- Opening Delimiter -

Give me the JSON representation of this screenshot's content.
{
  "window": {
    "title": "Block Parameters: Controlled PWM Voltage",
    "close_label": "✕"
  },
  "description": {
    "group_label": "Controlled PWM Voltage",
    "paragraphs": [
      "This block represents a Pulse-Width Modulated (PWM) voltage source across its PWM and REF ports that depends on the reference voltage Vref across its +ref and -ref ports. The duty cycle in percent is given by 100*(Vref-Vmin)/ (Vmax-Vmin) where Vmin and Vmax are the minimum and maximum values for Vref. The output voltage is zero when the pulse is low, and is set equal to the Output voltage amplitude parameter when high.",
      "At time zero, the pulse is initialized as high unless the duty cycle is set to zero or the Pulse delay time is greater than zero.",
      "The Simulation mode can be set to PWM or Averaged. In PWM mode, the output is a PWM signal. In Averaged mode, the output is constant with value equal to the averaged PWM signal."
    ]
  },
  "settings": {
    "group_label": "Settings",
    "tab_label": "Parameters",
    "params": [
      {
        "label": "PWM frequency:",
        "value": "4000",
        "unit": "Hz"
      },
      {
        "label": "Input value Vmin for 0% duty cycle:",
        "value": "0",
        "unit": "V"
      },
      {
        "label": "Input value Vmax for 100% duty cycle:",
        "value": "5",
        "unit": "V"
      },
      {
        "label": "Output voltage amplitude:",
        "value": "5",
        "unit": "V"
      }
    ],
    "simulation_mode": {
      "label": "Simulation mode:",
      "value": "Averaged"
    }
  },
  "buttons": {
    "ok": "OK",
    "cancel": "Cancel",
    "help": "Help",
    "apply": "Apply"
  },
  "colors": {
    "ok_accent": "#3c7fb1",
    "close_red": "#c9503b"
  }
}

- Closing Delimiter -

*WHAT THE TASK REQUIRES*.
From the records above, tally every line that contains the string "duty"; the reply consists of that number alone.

*PROBLEM SOLUTION*.
4